“We had no reason to believe that they were as devious as they turned out to be,” Jaime Rosenthal said.
The announcement by the Barack Obama administration in September 2013 lent a sense of urgency to the Rosenthal family’s business decisions, they said.
“That is when we realized it, when Obama said it,” Patricia Rosenthal said. “Because there was no document or anything that said they were involved in drug trafficking.”
The Rosenthals said nothing showed up about drug trafficking activities when they did their due diligence, and they added that they have opened up all their books to the authorities and asked them to review these processes as well. (The Rosenthals also gave InSight Crime a copy of the Continental Group’s most recent annual report.)
“If you see our books, they are huge, with large land holdings that are well cared for with everything in order. What I am saying is that their people came and reviewed it, and everything was fine,” Patricia Rosenthal said.
“They have never shut us down. I mean the things that [the government] did against the criminals, that was never against us,” Jaime Rosenthal added.
However, the Rosenthals admit they had heard rumors about the Cachiros well before the US Treasury designation. And by early 2012, the Rosenthals were clearly worried: In March of that year, 18 months before the US Treasury Department officials mentioned the Cachiros by name, Jaime Rosenthal wrote a letter to US Ambassador Lisa Kubiske. (See a partial copy of the letter below)
“In Banco Continental, S.A. we are and want to be very careful about our business and our customers,” the letter, which the Rosenthals shared with InSight Crime, begins. “Since Grupo Continental is involved in many businesses including agro-business, we have to be especially careful about the people with whom we do business.”
The letter does not mention the Rivera Maradiaga family by name, but it does ask the United States for assistance in doing due diligence.
“To us a clean name is very important,” it says. “And since the DEA (Drug Enforcement Administration) and the US Embassy are the best informed people in Honduras, we will very much appreciate it that we can confirm with DEA some of the names of our customers to make sure that we will not get involved in any business that can damage the name of our family.”
The Rosenthals assumed the same defense during the interview with InSight Crime. Put simply, they said it is not possible to check all of their clients’ records.
“The big lesson is that we need the United States to help us,” Jaime Rosenthal said. “We don’t have the capacity.
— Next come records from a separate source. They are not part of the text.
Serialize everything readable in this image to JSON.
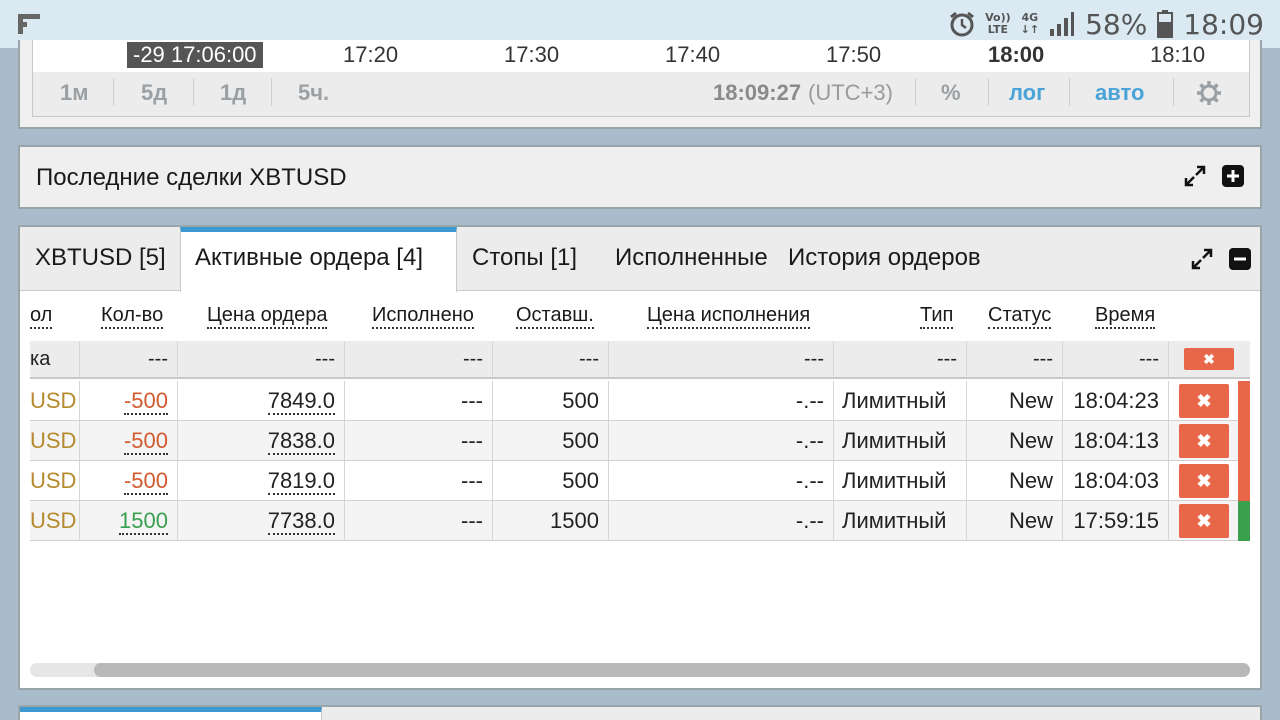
{
  "status_bar": {
    "network_top": "Vo))",
    "network_bottom": "LTE",
    "signal_top": "4G",
    "signal_bottom": "↓↑",
    "battery": "58%",
    "clock": "18:09"
  },
  "chart": {
    "cursor_time": "-29 17:06:00",
    "axis_times": [
      "17:20",
      "17:30",
      "17:40",
      "17:50",
      "18:00",
      "18:10"
    ],
    "ranges": [
      "1м",
      "5д",
      "1д",
      "5ч."
    ],
    "current_time": "18:09:27",
    "timezone": "(UTC+3)",
    "percent_label": "%",
    "log_label": "лог",
    "auto_label": "авто"
  },
  "trades_panel": {
    "title": "Последние сделки XBTUSD"
  },
  "orders_panel": {
    "tabs": [
      "XBTUSD [5]",
      "Активные ордера [4]",
      "Стопы [1]",
      "Исполненные",
      "История ордеров"
    ],
    "columns": [
      "ол",
      "Кол-во",
      "Цена ордера",
      "Исполнено",
      "Оставш.",
      "Цена исполнения",
      "Тип",
      "Статус",
      "Время"
    ],
    "filter_row": [
      "ка",
      "---",
      "---",
      "---",
      "---",
      "---",
      "---",
      "---",
      "---"
    ],
    "cancel_glyph": "✖",
    "rows": [
      {
        "symbol": "USD",
        "qty": "-500",
        "price": "7849.0",
        "filled": "---",
        "remaining": "500",
        "exec_price": "-.--",
        "type": "Лимитный",
        "status": "New",
        "time": "18:04:23"
      },
      {
        "symbol": "USD",
        "qty": "-500",
        "price": "7838.0",
        "filled": "---",
        "remaining": "500",
        "exec_price": "-.--",
        "type": "Лимитный",
        "status": "New",
        "time": "18:04:13"
      },
      {
        "symbol": "USD",
        "qty": "-500",
        "price": "7819.0",
        "filled": "---",
        "remaining": "500",
        "exec_price": "-.--",
        "type": "Лимитный",
        "status": "New",
        "time": "18:04:03"
      },
      {
        "symbol": "USD",
        "qty": "1500",
        "price": "7738.0",
        "filled": "---",
        "remaining": "1500",
        "exec_price": "-.--",
        "type": "Лимитный",
        "status": "New",
        "time": "17:59:15"
      }
    ]
  },
  "colors": {
    "accent": "#3d9ad1",
    "sell": "#d15b2e",
    "buy": "#3aa04e",
    "cancel": "#e8674a",
    "symbol": "#b6892f"
  },
  "icons": {
    "expand": "expand-arrows-icon",
    "plus": "plus-square-icon",
    "minus": "minus-square-icon",
    "gear": "gear-icon",
    "alarm": "alarm-clock-icon",
    "signal": "signal-bars-icon",
    "battery": "battery-icon"
  }
}
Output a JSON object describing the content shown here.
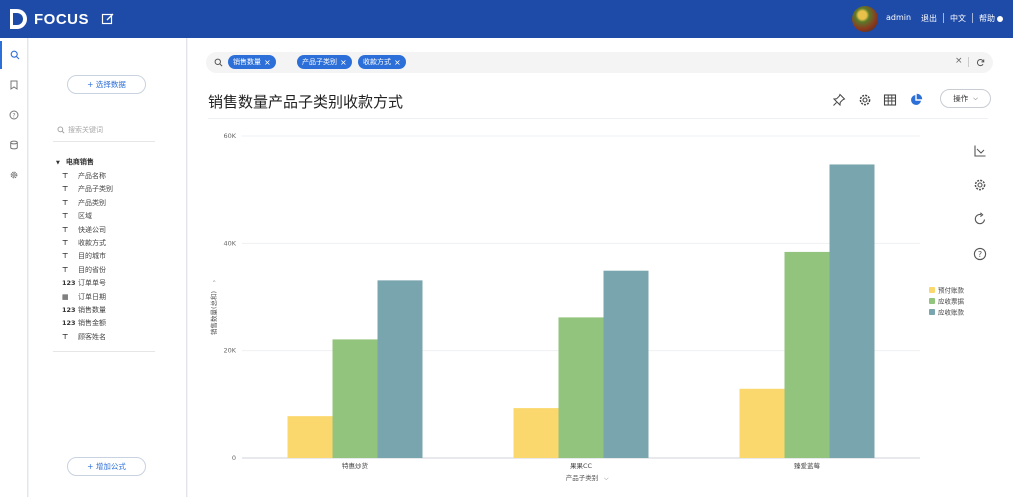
{
  "app": {
    "logo_text": "FOCUS"
  },
  "top": {
    "user": "admin",
    "logout": "退出",
    "lang": "中文",
    "help": "帮助"
  },
  "panel": {
    "select_data": "+ 选择数据",
    "search_placeholder": "搜索关键词",
    "root": "电商销售",
    "fields": [
      {
        "type": "T",
        "name": "产品名称"
      },
      {
        "type": "T",
        "name": "产品子类别"
      },
      {
        "type": "T",
        "name": "产品类别"
      },
      {
        "type": "T",
        "name": "区域"
      },
      {
        "type": "T",
        "name": "快递公司"
      },
      {
        "type": "T",
        "name": "收款方式"
      },
      {
        "type": "T",
        "name": "目的城市"
      },
      {
        "type": "T",
        "name": "目的省份"
      },
      {
        "type": "123",
        "name": "订单单号"
      },
      {
        "type": "date",
        "name": "订单日期"
      },
      {
        "type": "123",
        "name": "销售数量"
      },
      {
        "type": "123",
        "name": "销售金额"
      },
      {
        "type": "T",
        "name": "顾客姓名"
      }
    ],
    "add_formula": "+ 增加公式"
  },
  "search": {
    "chips": [
      {
        "label": "销售数量"
      },
      {
        "label": "产品子类别"
      },
      {
        "label": "收款方式"
      }
    ]
  },
  "main": {
    "title": "销售数量产品子类别收款方式",
    "operate": "操作"
  },
  "chart_data": {
    "type": "bar",
    "title": "",
    "xlabel": "产品子类别",
    "ylabel": "销售数量(总和)",
    "ylim": [
      0,
      60000
    ],
    "yticks": [
      "0",
      "20K",
      "40K",
      "60K"
    ],
    "categories": [
      "特惠炒货",
      "果果CC",
      "臻爱蓝莓"
    ],
    "legend_position": "right",
    "series": [
      {
        "name": "预付账款",
        "color": "#fbd86d",
        "values": [
          7800,
          9300,
          12900
        ]
      },
      {
        "name": "应收票据",
        "color": "#93c47d",
        "values": [
          22100,
          26200,
          38400
        ]
      },
      {
        "name": "应收账款",
        "color": "#79a6ae",
        "values": [
          33100,
          34900,
          54700
        ]
      }
    ]
  }
}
I mean we do what we can but we don’t have an investigative unit to see if a client is involved in this [criminal activity].”
“No bank has it. That is why the banks are getting fined,” Patricia Rosenthal added. “What the bankers do is determine if the person has the ability to pay.”
When should it become the bank’s responsibility?
“Our obligation should be if there was a person who was responsible that if we got information, we could give it to that person, and they could review it; they had the capacity to review it and say, ‘It’s not true. It’s an urban myth,’ or, ‘It’s true. Don’t do business with them,’” Jaime Rosenthal responded. “But what we have now is that they are waiting for us to determine who is a criminal and who is not a criminal. That is what the State is for, what the government is for. That is not the bank’s role, not the individual [citizen’s] role. That is why the State was created.”
The Rosenthals say Continental Group is still linked financially to the Cachiros because the government’s seizures have tied up their loans in a lengthy legal process.
“We have not done anything illegal,” Jaime Rosenthal insisted.
*The research presented in this article is, in part, the result of a project funded by Canada’s International Development Research Centre (IDRC). Its content is not necessarily a reflection of the positions of the IDRC. The ideas, thoughts and opinions contained in this document are those of the author or authors.